• Your objective
Select, from the data, each line where "true" occurs.

++++++++++

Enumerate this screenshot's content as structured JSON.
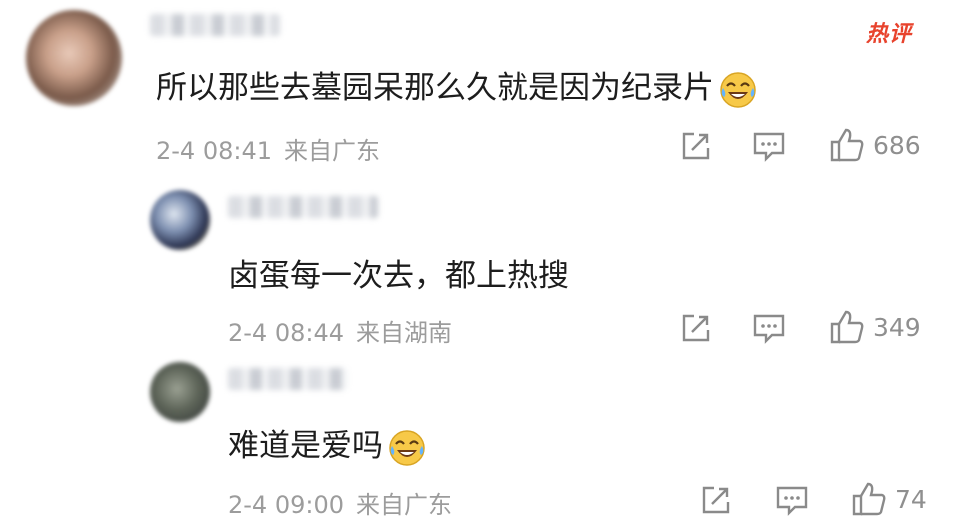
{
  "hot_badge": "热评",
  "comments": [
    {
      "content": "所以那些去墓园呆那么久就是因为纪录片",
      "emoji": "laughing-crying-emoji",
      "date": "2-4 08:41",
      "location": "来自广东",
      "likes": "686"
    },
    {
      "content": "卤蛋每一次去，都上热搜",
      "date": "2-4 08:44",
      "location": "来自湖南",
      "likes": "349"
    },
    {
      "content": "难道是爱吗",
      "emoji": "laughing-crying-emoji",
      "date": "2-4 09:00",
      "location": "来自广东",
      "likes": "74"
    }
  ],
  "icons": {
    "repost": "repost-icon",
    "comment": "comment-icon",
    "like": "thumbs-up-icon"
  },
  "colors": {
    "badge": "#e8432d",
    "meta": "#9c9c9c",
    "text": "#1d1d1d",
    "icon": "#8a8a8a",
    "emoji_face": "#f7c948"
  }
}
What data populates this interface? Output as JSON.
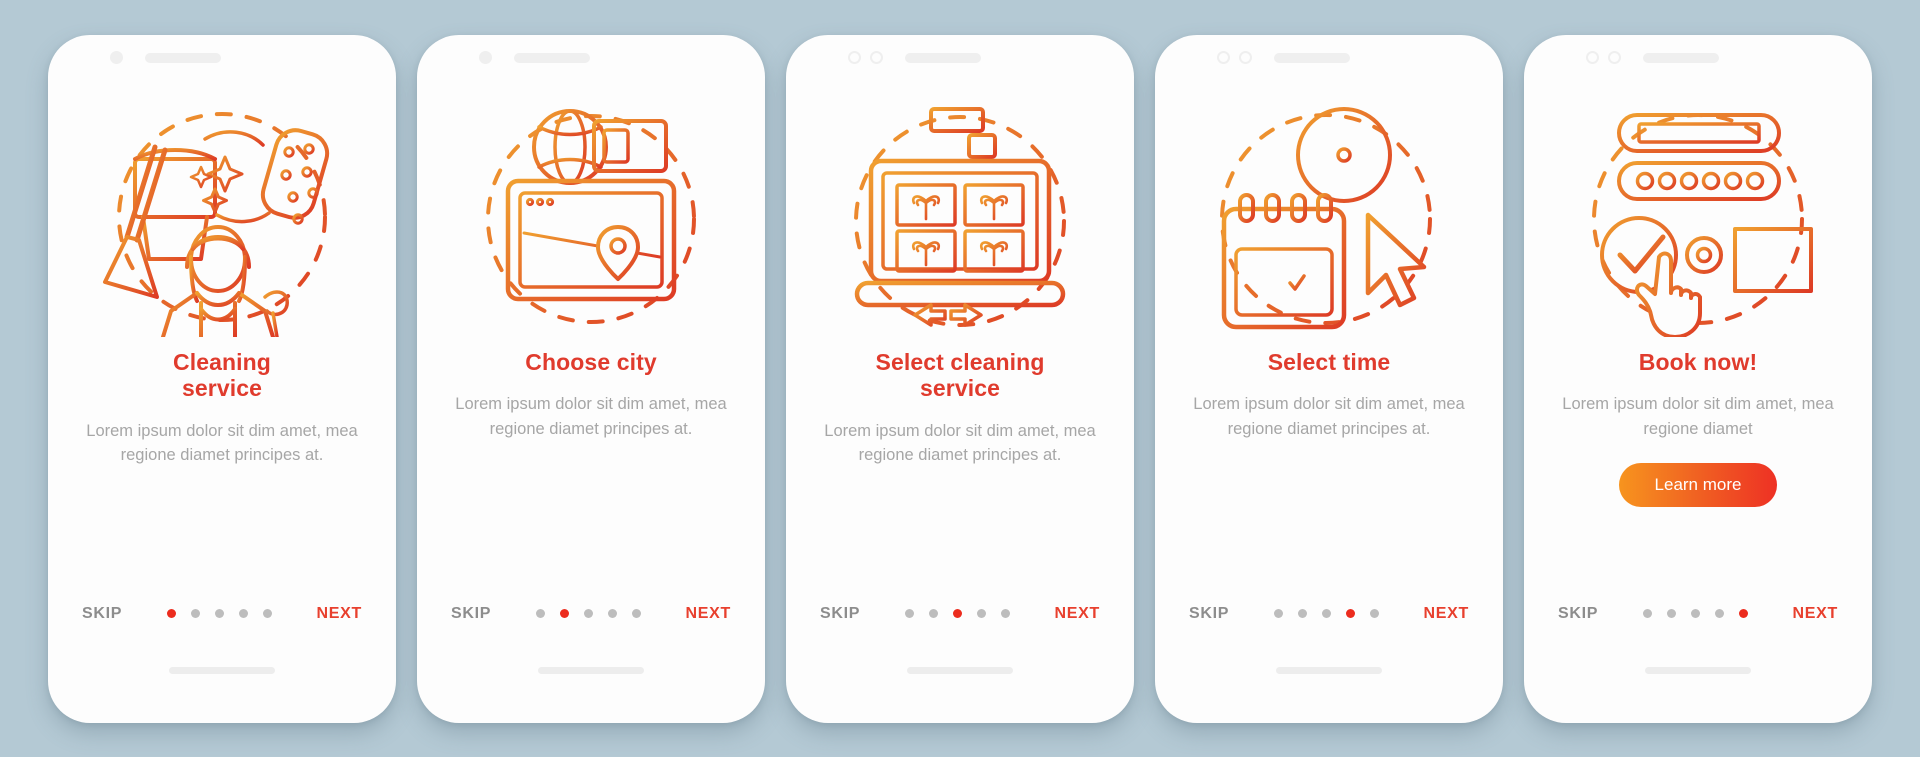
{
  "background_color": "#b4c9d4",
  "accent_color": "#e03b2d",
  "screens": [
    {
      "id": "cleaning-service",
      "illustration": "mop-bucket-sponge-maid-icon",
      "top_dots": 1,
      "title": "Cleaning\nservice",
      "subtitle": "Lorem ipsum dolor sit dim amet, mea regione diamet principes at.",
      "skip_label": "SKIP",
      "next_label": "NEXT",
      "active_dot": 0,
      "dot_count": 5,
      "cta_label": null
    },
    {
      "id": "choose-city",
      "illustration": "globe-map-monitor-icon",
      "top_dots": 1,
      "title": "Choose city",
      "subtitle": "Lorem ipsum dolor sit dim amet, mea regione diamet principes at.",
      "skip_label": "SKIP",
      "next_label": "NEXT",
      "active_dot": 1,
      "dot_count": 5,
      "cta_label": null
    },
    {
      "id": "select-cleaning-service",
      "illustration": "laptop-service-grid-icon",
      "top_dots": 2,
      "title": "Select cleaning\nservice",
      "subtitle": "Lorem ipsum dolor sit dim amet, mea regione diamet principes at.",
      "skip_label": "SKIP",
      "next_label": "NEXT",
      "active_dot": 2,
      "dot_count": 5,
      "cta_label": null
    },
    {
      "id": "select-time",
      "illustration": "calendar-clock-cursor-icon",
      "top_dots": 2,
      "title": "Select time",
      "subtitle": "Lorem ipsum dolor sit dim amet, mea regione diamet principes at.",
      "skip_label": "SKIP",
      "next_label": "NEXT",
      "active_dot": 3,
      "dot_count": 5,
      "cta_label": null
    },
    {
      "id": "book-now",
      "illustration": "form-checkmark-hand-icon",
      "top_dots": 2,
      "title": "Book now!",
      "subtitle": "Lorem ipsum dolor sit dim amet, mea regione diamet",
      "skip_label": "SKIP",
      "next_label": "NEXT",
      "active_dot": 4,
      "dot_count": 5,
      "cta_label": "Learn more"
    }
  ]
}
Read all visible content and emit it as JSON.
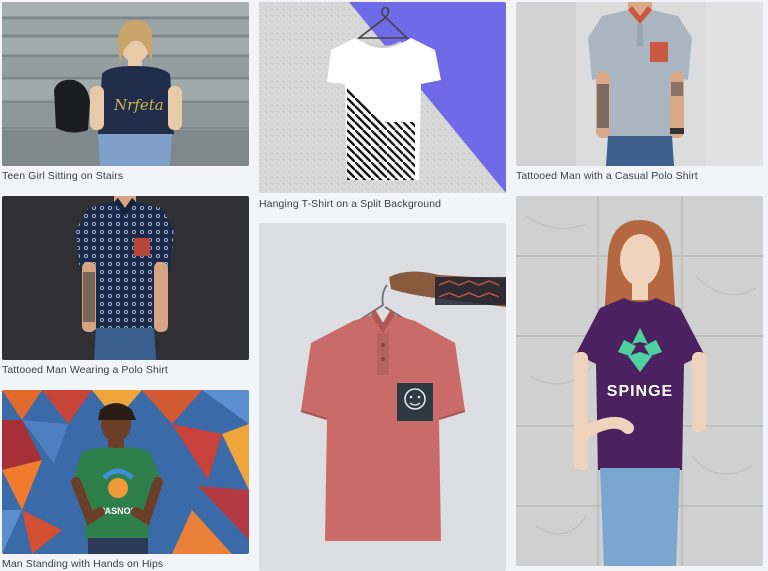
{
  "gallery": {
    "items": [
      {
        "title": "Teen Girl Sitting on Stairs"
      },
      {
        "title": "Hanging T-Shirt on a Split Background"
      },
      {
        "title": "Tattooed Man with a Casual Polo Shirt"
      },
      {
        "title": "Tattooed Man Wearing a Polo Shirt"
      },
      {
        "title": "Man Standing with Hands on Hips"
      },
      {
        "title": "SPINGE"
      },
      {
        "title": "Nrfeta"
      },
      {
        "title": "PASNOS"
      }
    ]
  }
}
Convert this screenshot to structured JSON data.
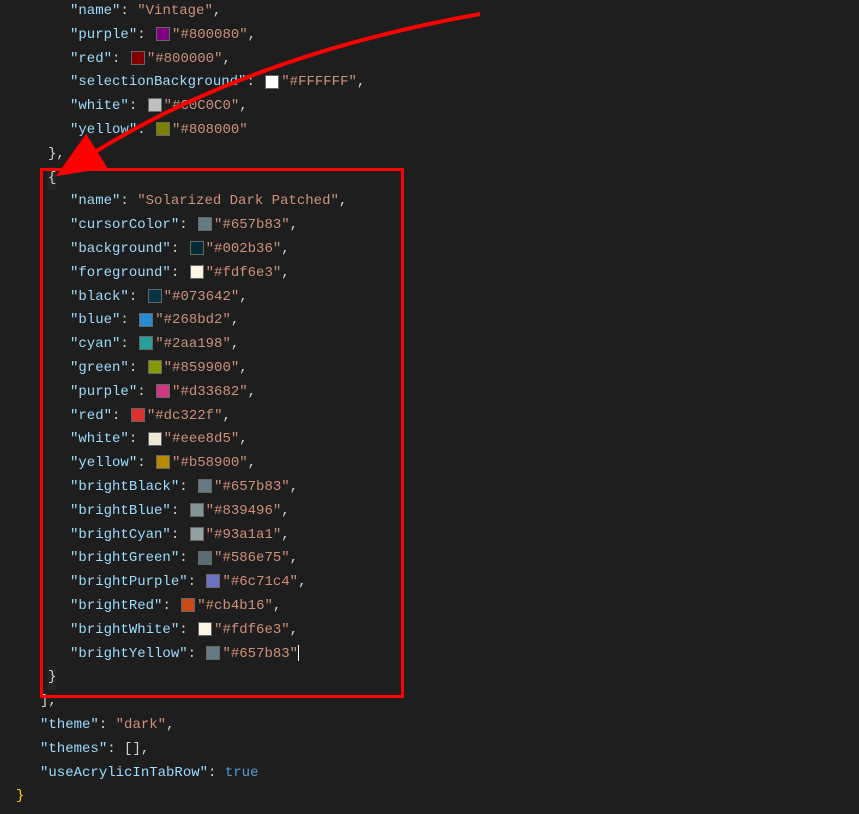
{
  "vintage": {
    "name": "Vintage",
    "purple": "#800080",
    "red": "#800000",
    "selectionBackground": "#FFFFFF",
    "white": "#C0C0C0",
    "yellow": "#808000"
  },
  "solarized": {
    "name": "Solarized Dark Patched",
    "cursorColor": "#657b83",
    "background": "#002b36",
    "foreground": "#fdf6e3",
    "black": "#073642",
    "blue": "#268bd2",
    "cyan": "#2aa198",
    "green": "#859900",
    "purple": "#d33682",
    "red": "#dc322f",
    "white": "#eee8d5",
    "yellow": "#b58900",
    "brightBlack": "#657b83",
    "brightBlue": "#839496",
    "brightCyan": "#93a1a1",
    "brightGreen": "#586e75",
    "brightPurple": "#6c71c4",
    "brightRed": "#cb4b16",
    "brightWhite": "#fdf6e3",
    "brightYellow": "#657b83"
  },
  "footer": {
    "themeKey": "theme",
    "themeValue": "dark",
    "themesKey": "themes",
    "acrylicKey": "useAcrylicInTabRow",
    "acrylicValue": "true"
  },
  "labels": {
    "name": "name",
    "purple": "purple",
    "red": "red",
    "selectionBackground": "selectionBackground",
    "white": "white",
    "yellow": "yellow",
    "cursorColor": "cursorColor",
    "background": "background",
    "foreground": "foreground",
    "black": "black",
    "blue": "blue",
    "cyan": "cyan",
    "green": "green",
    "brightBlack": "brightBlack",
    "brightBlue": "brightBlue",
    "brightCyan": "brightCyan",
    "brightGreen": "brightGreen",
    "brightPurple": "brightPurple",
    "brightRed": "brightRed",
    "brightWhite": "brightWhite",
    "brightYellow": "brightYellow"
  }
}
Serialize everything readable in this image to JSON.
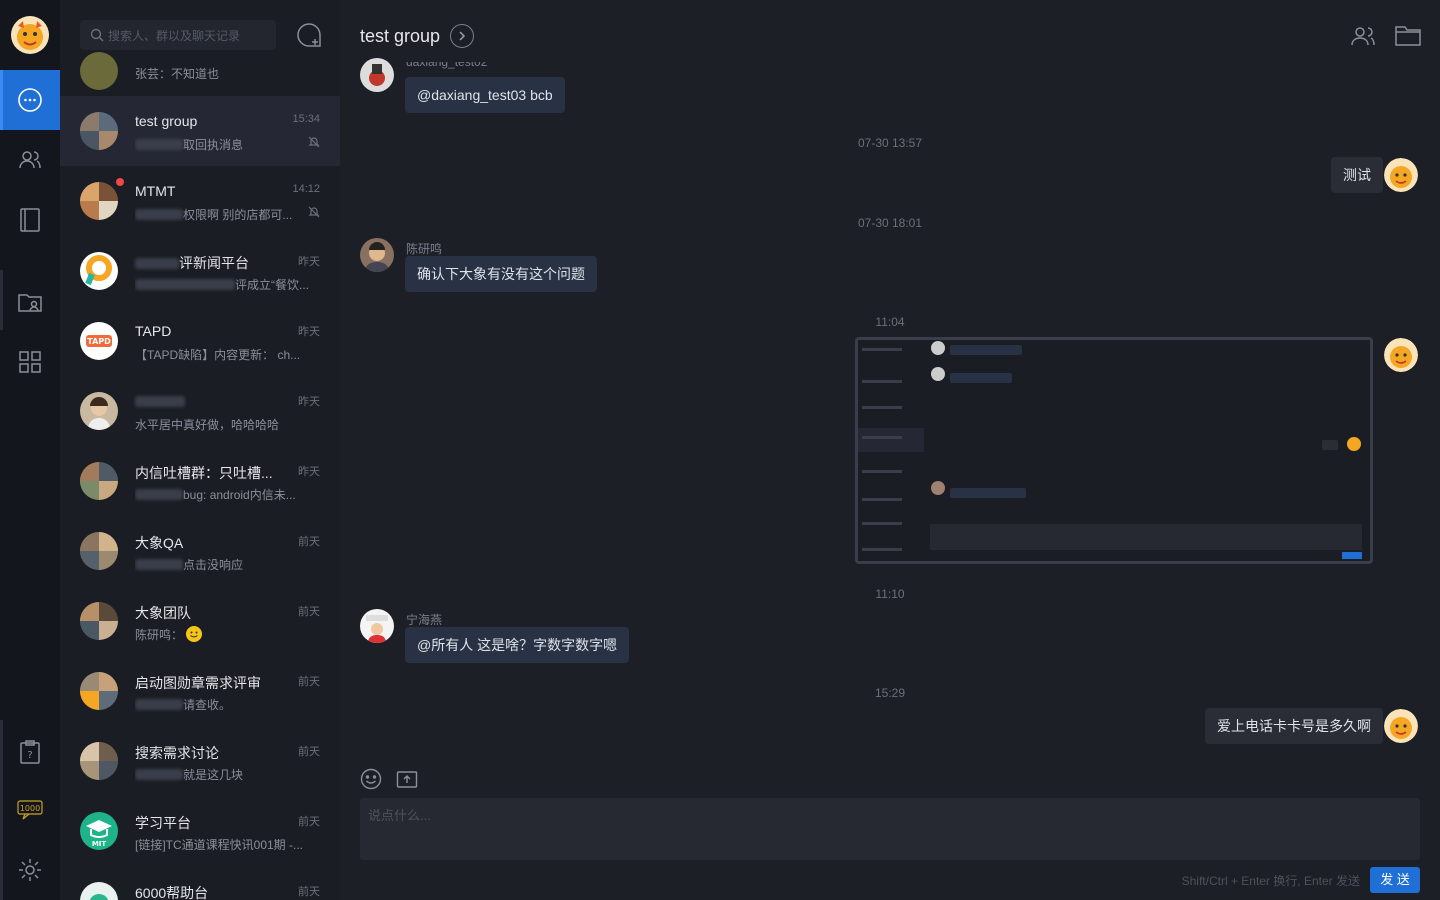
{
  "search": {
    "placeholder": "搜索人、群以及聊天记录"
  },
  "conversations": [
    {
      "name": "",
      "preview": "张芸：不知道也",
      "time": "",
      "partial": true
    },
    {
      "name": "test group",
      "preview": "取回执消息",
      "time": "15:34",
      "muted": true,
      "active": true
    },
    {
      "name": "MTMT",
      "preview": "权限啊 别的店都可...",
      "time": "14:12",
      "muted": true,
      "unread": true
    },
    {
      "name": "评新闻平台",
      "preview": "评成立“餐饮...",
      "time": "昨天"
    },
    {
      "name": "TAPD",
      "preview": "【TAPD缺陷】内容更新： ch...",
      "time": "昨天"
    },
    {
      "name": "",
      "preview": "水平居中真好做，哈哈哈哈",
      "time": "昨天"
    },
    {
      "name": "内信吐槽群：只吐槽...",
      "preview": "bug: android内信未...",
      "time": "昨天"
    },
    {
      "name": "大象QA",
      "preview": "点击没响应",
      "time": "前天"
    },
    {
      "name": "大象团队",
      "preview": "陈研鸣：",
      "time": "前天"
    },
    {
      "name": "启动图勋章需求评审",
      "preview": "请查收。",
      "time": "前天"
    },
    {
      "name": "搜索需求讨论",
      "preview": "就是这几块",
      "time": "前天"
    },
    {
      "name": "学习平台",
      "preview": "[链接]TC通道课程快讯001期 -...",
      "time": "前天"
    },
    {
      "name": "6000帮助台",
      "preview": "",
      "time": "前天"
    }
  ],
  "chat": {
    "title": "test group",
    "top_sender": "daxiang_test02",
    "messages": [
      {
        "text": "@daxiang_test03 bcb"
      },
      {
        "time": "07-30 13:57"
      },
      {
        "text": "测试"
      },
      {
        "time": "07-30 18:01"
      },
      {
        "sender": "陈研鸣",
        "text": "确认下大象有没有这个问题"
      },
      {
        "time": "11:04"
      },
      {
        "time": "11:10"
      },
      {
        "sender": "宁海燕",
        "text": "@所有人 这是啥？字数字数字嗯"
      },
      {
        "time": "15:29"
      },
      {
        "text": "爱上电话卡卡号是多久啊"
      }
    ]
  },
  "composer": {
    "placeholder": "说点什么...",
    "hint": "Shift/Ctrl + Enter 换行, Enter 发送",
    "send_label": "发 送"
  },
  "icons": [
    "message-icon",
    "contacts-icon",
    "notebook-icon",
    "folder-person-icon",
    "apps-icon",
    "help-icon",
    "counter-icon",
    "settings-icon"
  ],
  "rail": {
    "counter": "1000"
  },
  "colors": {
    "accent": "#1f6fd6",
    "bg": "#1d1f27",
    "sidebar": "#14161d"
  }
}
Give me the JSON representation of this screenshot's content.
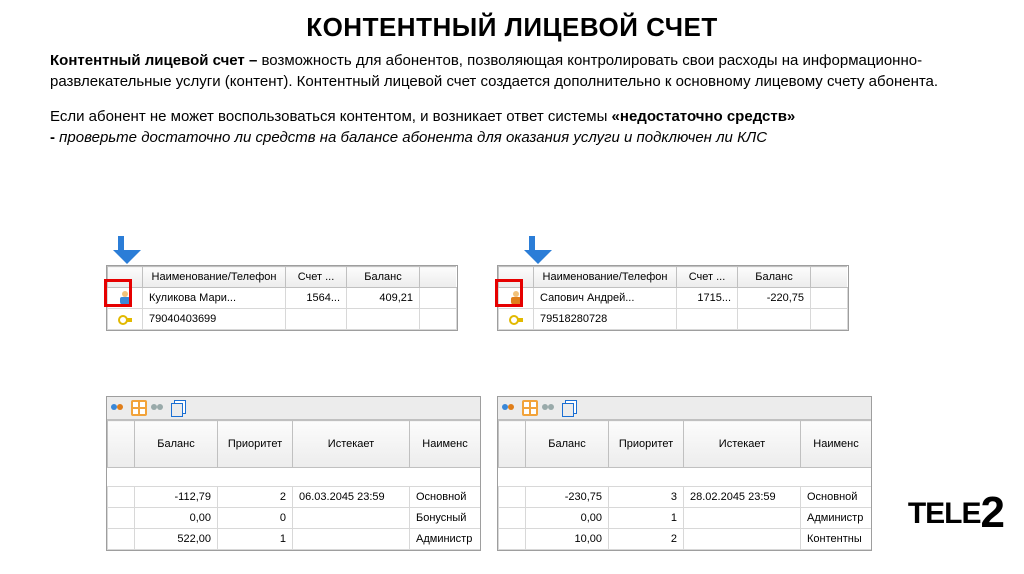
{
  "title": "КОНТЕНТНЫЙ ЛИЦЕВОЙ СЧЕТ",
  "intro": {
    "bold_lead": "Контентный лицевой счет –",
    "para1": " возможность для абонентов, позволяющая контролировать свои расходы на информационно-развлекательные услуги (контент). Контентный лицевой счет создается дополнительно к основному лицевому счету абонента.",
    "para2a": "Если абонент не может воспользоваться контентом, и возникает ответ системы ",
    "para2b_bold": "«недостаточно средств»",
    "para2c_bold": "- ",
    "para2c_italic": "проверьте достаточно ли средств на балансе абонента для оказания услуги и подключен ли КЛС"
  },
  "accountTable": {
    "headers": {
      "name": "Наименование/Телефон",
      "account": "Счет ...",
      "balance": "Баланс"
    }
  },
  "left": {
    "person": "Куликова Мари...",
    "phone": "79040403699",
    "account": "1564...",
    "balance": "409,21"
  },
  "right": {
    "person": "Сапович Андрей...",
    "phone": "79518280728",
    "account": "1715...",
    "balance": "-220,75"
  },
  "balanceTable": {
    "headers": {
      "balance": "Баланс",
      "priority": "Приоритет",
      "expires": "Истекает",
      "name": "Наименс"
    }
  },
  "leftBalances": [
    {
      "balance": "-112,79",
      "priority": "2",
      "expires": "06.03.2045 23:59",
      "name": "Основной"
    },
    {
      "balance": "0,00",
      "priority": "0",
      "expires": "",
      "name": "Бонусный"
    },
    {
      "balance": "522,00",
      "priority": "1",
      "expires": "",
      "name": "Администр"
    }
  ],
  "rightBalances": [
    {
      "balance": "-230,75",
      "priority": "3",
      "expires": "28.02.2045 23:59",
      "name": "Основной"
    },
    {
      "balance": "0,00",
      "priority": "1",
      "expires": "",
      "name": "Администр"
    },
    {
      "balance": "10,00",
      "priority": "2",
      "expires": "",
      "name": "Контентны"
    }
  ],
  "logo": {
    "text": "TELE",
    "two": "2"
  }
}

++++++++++

• Response to the task
    "acrylicValue": "true"
      "partial": true
      "muted": true,
      "active": true
      "muted": true,
      "unread": true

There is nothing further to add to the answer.